Did you feel spring approaching this week? The Nuthatches sure did!

This week we learned about black bears, who like to eat many things including berries and honey. 

During morning circle on Tuesday, we passed around a plaster cast of a bear track, noticing the five “fingers” and the deep claw marks. Ian described how bears hibernate in the winter, get a slow start in the spring, are very active in the summer, and slow down and eat a lot in the fall. On our way out to camp, we tried being like bears in the different seasons.
Once the Nuthatches got to camp, we turned our attention to Ian as he told us all about the life of bees. It turns out that bears can muscle their way into hives, but they often get stung on their noses and eyes. After playing in the quinzhees (a kind of snow shelter used by many people in snowy climates), we went on a scavenger hunt to find some comb honey that Ian had brought us, and we enjoyed chewing it around the fire at the end of the day. It was sweet and golden and oh so delicious!

Click the arrows to navigate to the next photo, or click the image to view larger.

On Thursday, the Nuthatches learned a song about trees and sap, which is flowing more and more with each sunny day. We played on the quinzhees out at camp, and then trekked over to Hearth Camp where the homeschoolers were boiling sap! Sean and Wren (the homeschool instructors) welcomed us to their camp and we listened as the homeschoolers described the set up: a long oven of cinder blocks over a roaring fire, with a chimney to draw the air up and out, and pans of sap set on top. At times we were engulfed in clouds of steam! What a fascinating process.
At lunch, Emily read a picture book about porcupines getting ready for winter! Then we packed up and headed out of camp early, because a special visitor was waiting for us at the picnic tables. It was Elisabeth! She had brought the Nuthatches some mysterious objects that we had to use our five senses to figure out. They were brown and circular, and smelled kind of good. We decided that they weren’t bear scat even though they kind of looked like it. When we tasted them, we knew for sure—they were delicious cookies!

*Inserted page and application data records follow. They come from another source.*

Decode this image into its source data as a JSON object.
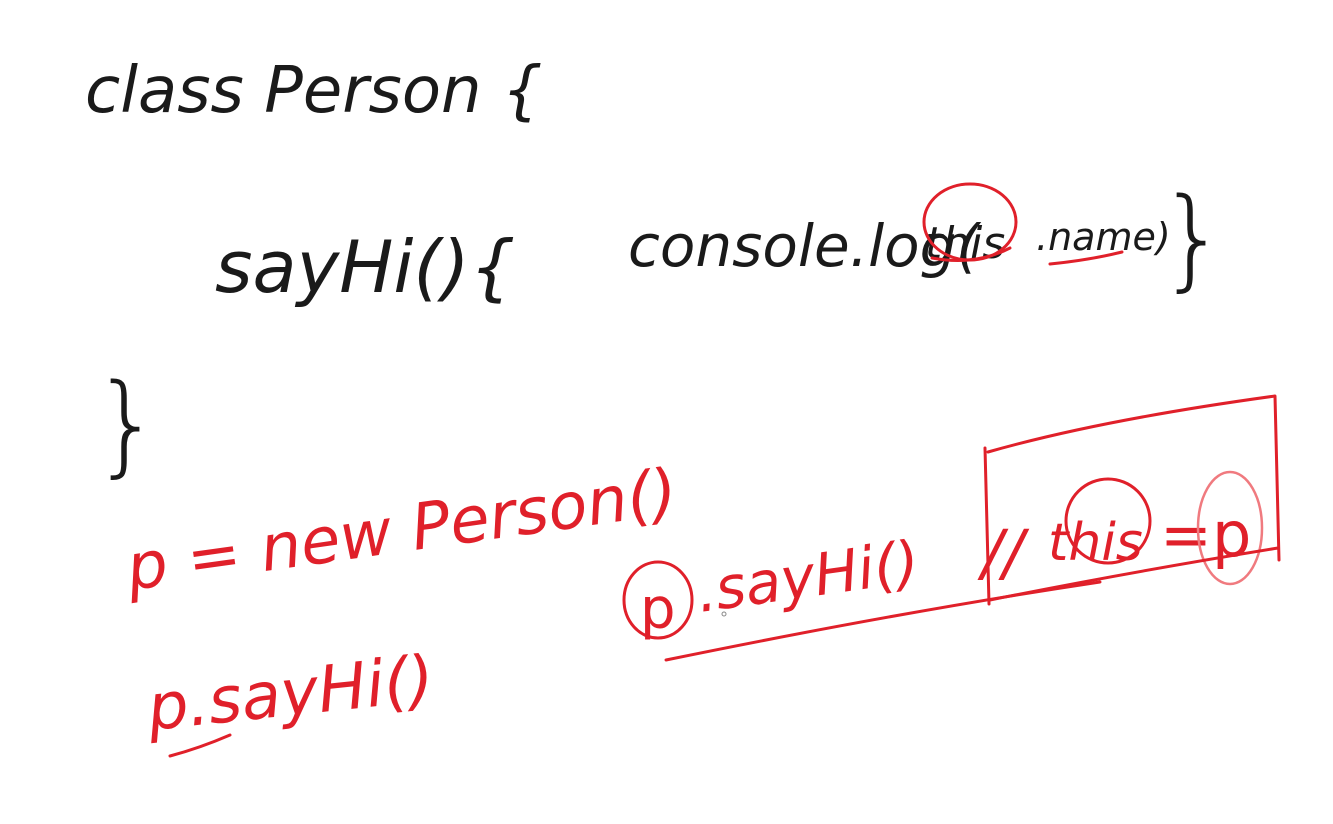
{
  "code_lines": {
    "class_decl": "class Person {",
    "method_sig": "sayHi(){",
    "method_body_prefix": "console.log(",
    "this_kw": "this",
    "method_body_suffix": ".name)",
    "method_close": "}",
    "class_close": "}"
  },
  "annotations": {
    "instantiate": "p = new Person()",
    "call_left": "p.sayHi()",
    "call_right_obj": "p",
    "call_right_method": ".sayHi()",
    "comment_prefix": "//",
    "comment_this": "this",
    "comment_suffix": "=p"
  },
  "colors": {
    "ink": "#1a1a1a",
    "red": "#e0202a",
    "background": "#ffffff"
  }
}
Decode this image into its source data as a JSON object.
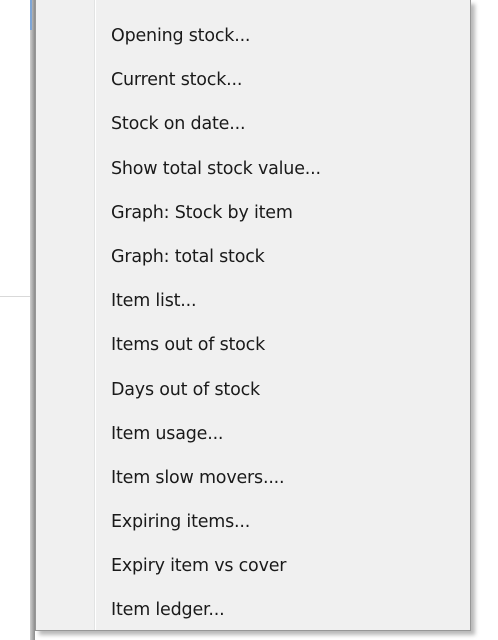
{
  "menu": {
    "items": [
      {
        "label": "Opening stock..."
      },
      {
        "label": "Current stock..."
      },
      {
        "label": "Stock on date..."
      },
      {
        "label": "Show total stock value..."
      },
      {
        "label": "Graph: Stock by item"
      },
      {
        "label": "Graph: total stock"
      },
      {
        "label": "Item list..."
      },
      {
        "label": "Items out of stock"
      },
      {
        "label": "Days out of stock"
      },
      {
        "label": "Item usage..."
      },
      {
        "label": "Item slow movers...."
      },
      {
        "label": "Expiring items..."
      },
      {
        "label": "Expiry item vs cover"
      },
      {
        "label": "Item ledger..."
      }
    ]
  },
  "colors": {
    "menu_background": "#f0f0f0",
    "menu_border": "#979797",
    "text": "#1a1a1a",
    "hover": "#e5f1fb"
  }
}
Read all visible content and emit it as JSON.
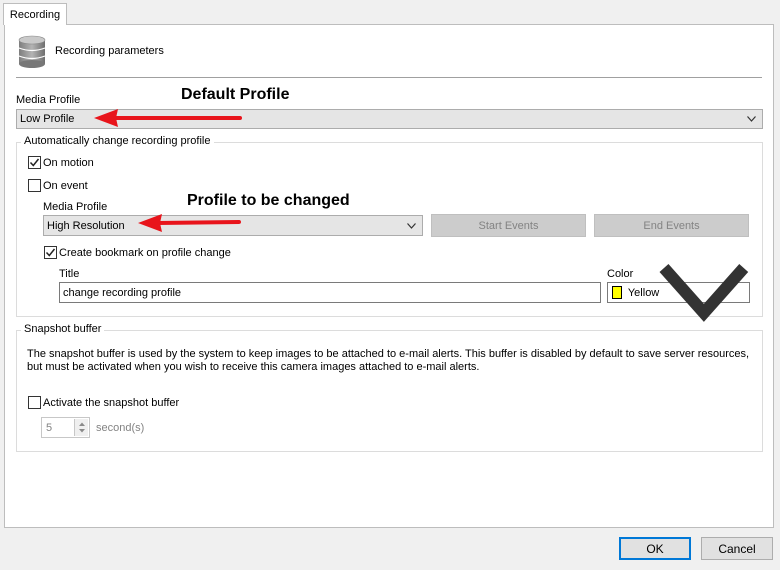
{
  "tab": {
    "label": "Recording"
  },
  "header": {
    "title": "Recording parameters",
    "icon": "database-icon"
  },
  "media_profile": {
    "label": "Media Profile",
    "value": "Low Profile"
  },
  "auto_change": {
    "title": "Automatically change recording profile",
    "on_motion": {
      "label": "On motion",
      "checked": true
    },
    "on_event": {
      "label": "On event",
      "checked": false
    },
    "media_profile_label": "Media Profile",
    "media_profile_value": "High Resolution",
    "start_events": "Start Events",
    "end_events": "End Events",
    "bookmark": {
      "label": "Create bookmark on profile change",
      "checked": true
    },
    "title_label": "Title",
    "title_value": "change recording profile",
    "color_label": "Color",
    "color_value": "Yellow",
    "color_swatch": "#ffff00"
  },
  "snapshot": {
    "title": "Snapshot buffer",
    "description": "The snapshot buffer is used by the system to keep images to be attached to e-mail alerts. This buffer is disabled by default to save server resources, but must be activated when you wish to receive this camera images attached to e-mail alerts.",
    "activate": {
      "label": "Activate the snapshot buffer",
      "checked": false
    },
    "seconds_value": "5",
    "seconds_unit": "second(s)"
  },
  "annotations": {
    "default_profile": "Default Profile",
    "profile_changed": "Profile to be changed",
    "arrow_color": "#e8141b"
  },
  "footer": {
    "ok": "OK",
    "cancel": "Cancel"
  }
}
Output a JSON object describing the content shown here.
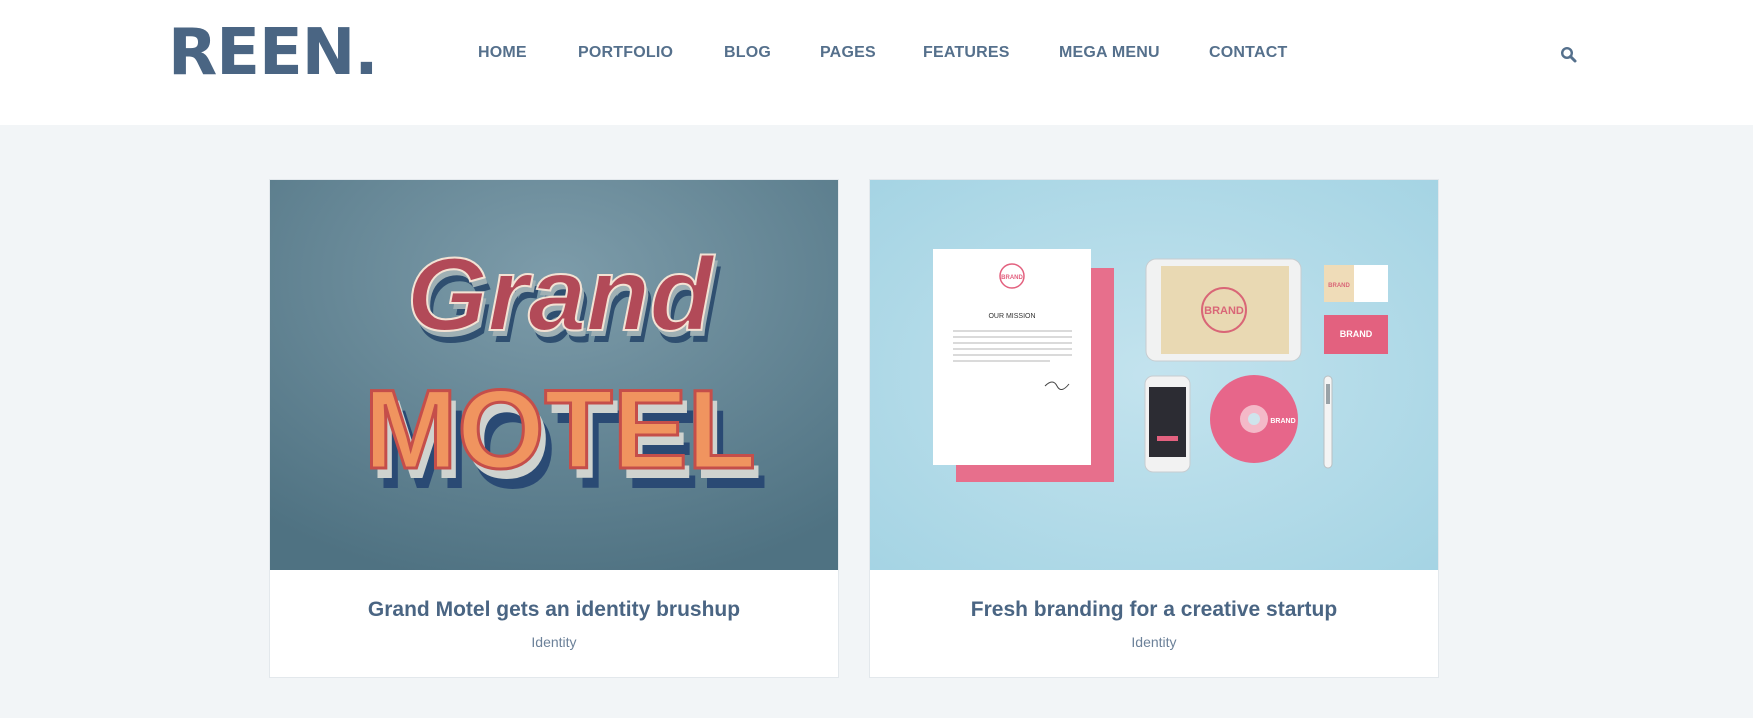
{
  "header": {
    "logo": "REEN.",
    "nav": [
      "HOME",
      "PORTFOLIO",
      "BLOG",
      "PAGES",
      "FEATURES",
      "MEGA MENU",
      "CONTACT"
    ]
  },
  "colors": {
    "brand": "#4a6583",
    "nav": "#55708c",
    "background": "#f2f5f7"
  },
  "icons": {
    "search": "search-icon"
  },
  "cards": [
    {
      "title": "Grand Motel gets an identity brushup",
      "category": "Identity",
      "image_text_top": "Grand",
      "image_text_bottom": "MOTEL"
    },
    {
      "title": "Fresh branding for a creative startup",
      "category": "Identity",
      "mock": {
        "brand": "BRAND",
        "mission": "OUR MISSION"
      }
    }
  ]
}
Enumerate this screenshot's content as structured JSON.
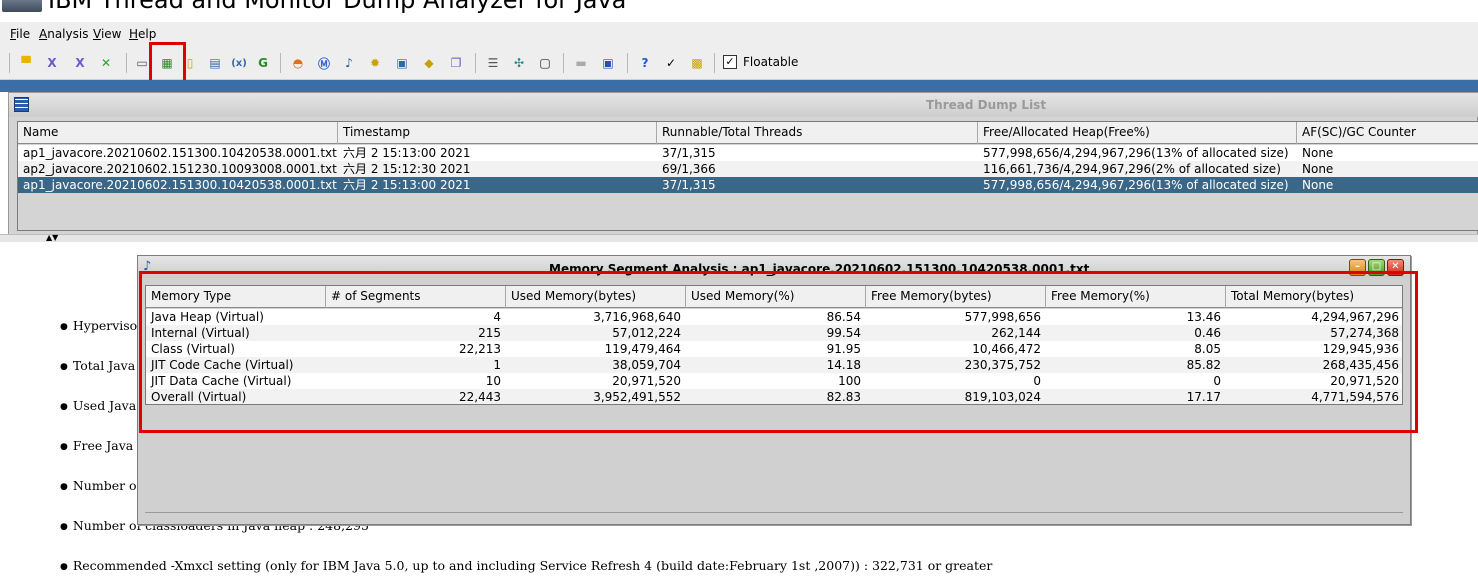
{
  "window": {
    "title": "IBM Thread and Monitor Dump Analyzer for Java"
  },
  "menu": [
    "File",
    "Analysis",
    "View",
    "Help"
  ],
  "toolbar": {
    "floatable_label": "Floatable",
    "floatable_checked": "✓",
    "icons": [
      "open-folder-icon",
      "close-icon",
      "close-all-icon",
      "clear-icon",
      "thread-dump-icon",
      "memory-segment-icon",
      "delete-icon",
      "compare-icon",
      "variables-icon",
      "refresh-icon",
      "monitor-chart-icon",
      "method-icon",
      "analyze-icon",
      "gear-icon",
      "thread-detail-icon",
      "gc-icon",
      "compare-monitors-icon",
      "list-icon",
      "expand-icon",
      "window-icon",
      "blank-icon",
      "display-icon",
      "help-icon",
      "check-icon",
      "about-icon"
    ]
  },
  "thread_dump_list": {
    "title": "Thread Dump List",
    "columns": [
      "Name",
      "Timestamp",
      "Runnable/Total Threads",
      "Free/Allocated Heap(Free%)",
      "AF(SC)/GC Counter"
    ],
    "rows": [
      [
        "ap1_javacore.20210602.151300.10420538.0001.txt",
        "六月 2 15:13:00 2021",
        "37/1,315",
        "577,998,656/4,294,967,296(13% of allocated size)",
        "None"
      ],
      [
        "ap2_javacore.20210602.151230.10093008.0001.txt",
        "六月 2 15:12:30 2021",
        "69/1,366",
        "116,661,736/4,294,967,296(2% of allocated size)",
        "None"
      ],
      [
        "ap1_javacore.20210602.151300.10420538.0001.txt",
        "六月 2 15:13:00 2021",
        "37/1,315",
        "577,998,656/4,294,967,296(13% of allocated size)",
        "None"
      ]
    ],
    "selected_row": 2
  },
  "report_bullets": [
    "Hypervisor",
    "Total Java",
    "Used Java",
    "Free Java h",
    "Number of",
    "Number of classloaders in Java heap : 248,295",
    "Recommended -Xmxcl setting (only for IBM Java 5.0, up to and including Service Refresh 4 (build date:February 1st ,2007)) : 322,731 or greater"
  ],
  "memory_segment_analysis": {
    "title": "Memory Segment Analysis : ap1_javacore.20210602.151300.10420538.0001.txt",
    "columns": [
      "Memory Type",
      "# of Segments",
      "Used Memory(bytes)",
      "Used Memory(%)",
      "Free Memory(bytes)",
      "Free Memory(%)",
      "Total Memory(bytes)"
    ],
    "rows": [
      [
        "Java Heap (Virtual)",
        "4",
        "3,716,968,640",
        "86.54",
        "577,998,656",
        "13.46",
        "4,294,967,296"
      ],
      [
        "Internal (Virtual)",
        "215",
        "57,012,224",
        "99.54",
        "262,144",
        "0.46",
        "57,274,368"
      ],
      [
        "Class (Virtual)",
        "22,213",
        "119,479,464",
        "91.95",
        "10,466,472",
        "8.05",
        "129,945,936"
      ],
      [
        "JIT Code Cache (Virtual)",
        "1",
        "38,059,704",
        "14.18",
        "230,375,752",
        "85.82",
        "268,435,456"
      ],
      [
        "JIT Data Cache (Virtual)",
        "10",
        "20,971,520",
        "100",
        "0",
        "0",
        "20,971,520"
      ],
      [
        "Overall (Virtual)",
        "22,443",
        "3,952,491,552",
        "82.83",
        "819,103,024",
        "17.17",
        "4,771,594,576"
      ]
    ]
  },
  "colors": {
    "selection": "#3a6688",
    "highlight": "#e00000",
    "desktop": "#3a6ea5"
  }
}
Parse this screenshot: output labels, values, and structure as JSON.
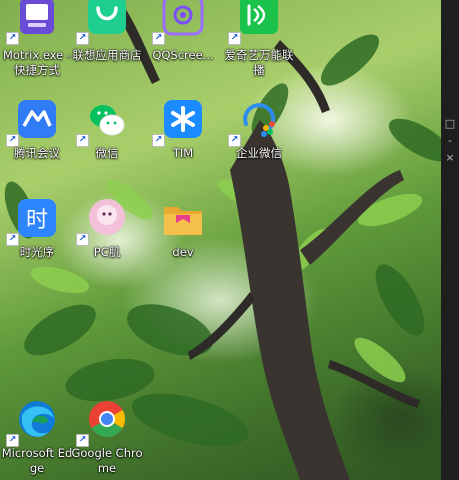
{
  "desktop": {
    "icons": [
      {
        "label": "Motrix.exe - 快捷方式",
        "icon": "motrix-icon",
        "color": "#6a4bd6"
      },
      {
        "label": "联想应用商店",
        "icon": "lenovo-store-icon",
        "color": "#1fcf8f"
      },
      {
        "label": "QQScree...",
        "icon": "qqscreenshot-icon",
        "color": "#7c4dff"
      },
      {
        "label": "爱奇艺万能联播",
        "icon": "iqiyi-icon",
        "color": "#1bc24b"
      },
      {
        "label": "腾讯会议",
        "icon": "tencent-meeting-icon",
        "color": "#2f7cf6"
      },
      {
        "label": "微信",
        "icon": "wechat-icon",
        "color": "#07c160"
      },
      {
        "label": "TIM",
        "icon": "tim-icon",
        "color": "#1a8cff"
      },
      {
        "label": "企业微信",
        "icon": "wecom-icon",
        "color": "#2d8cf0"
      },
      {
        "label": "时光序",
        "icon": "shiguangxu-icon",
        "color": "#2e86ff"
      },
      {
        "label": "PC肌",
        "icon": "pc-app-icon",
        "color": "#f2c0d8"
      },
      {
        "label": "dev",
        "icon": "folder-icon",
        "color": "#f4c04a"
      },
      {
        "label": "Microsoft Edge",
        "icon": "edge-icon",
        "color": "#0f7bd6"
      },
      {
        "label": "Google Chrome",
        "icon": "chrome-icon",
        "color": "#e94235"
      }
    ],
    "shortcut_arrow": "↗"
  },
  "right_edge": {
    "glyphs": [
      "□",
      "-",
      "×"
    ]
  }
}
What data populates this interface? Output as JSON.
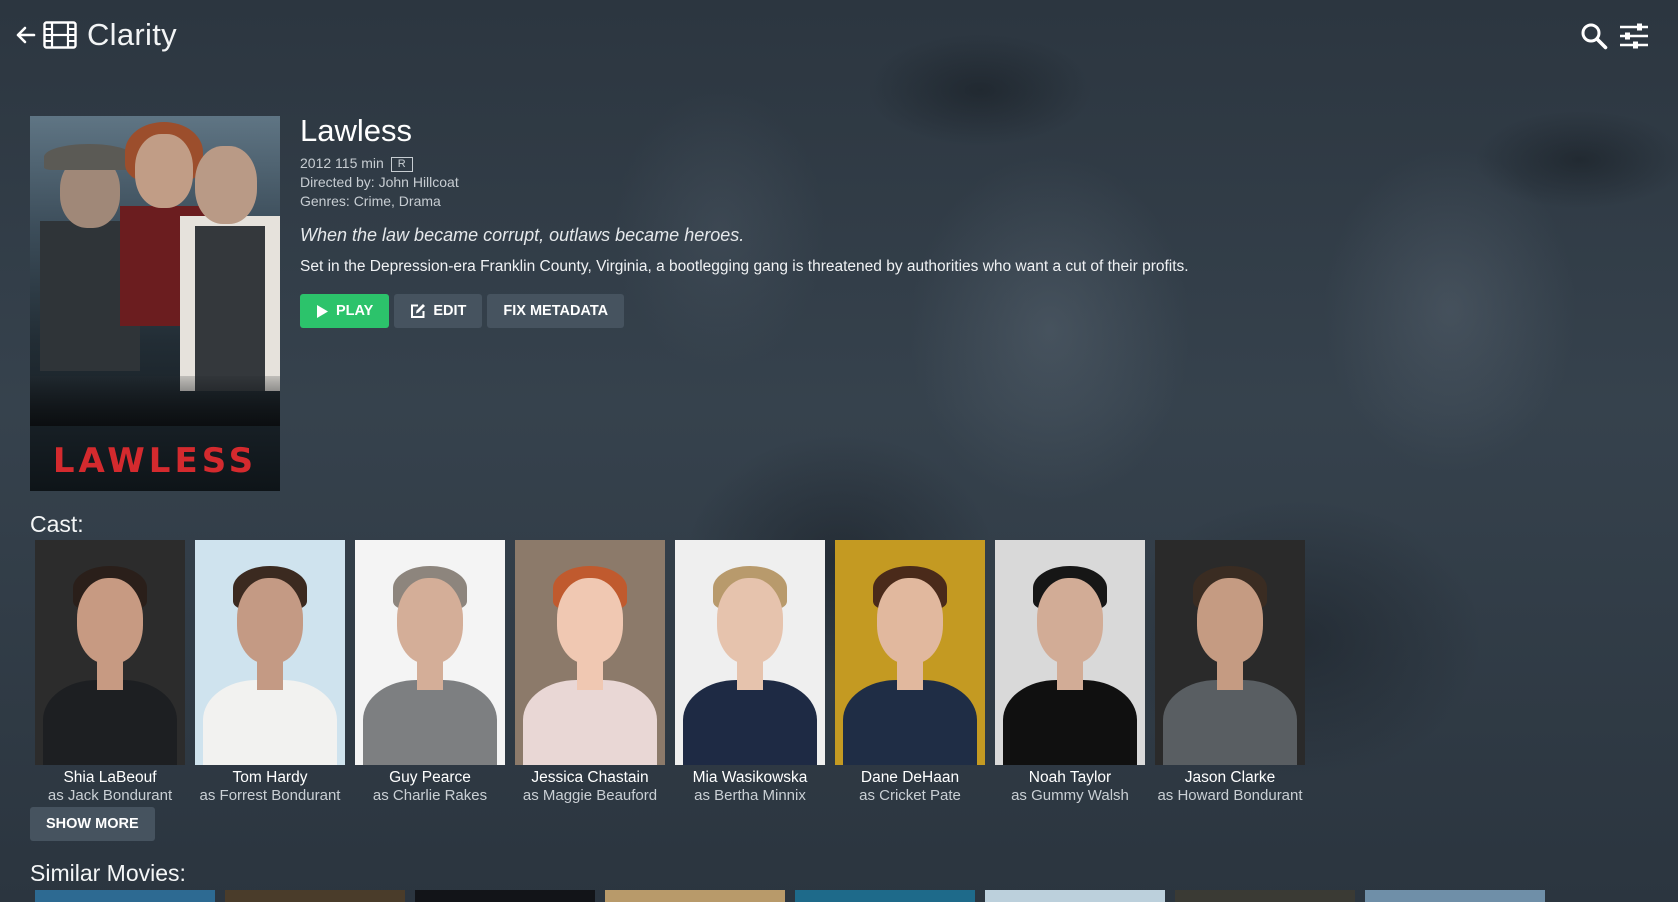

We closed out our week by munching on cookies, catching up with Elisabeth, and sharing gratitude.

Click the arrows to navigate to the next photo, or click the image to view larger.

Office Location:
Cornell Cooperative Extension, 615 Willow Ave., Ithaca, NY 14850
607-272-2292 | email Us

Preschool Location:
4-H Acres, 418 Lower Creek Rd., Ithaca, NY 14850

Ithaca Forest Preschool is a nature immersion program for children ages 3-5. Our program is run in cooperation with Primitive Pursuits, a project of Cornell Cooperative Extension.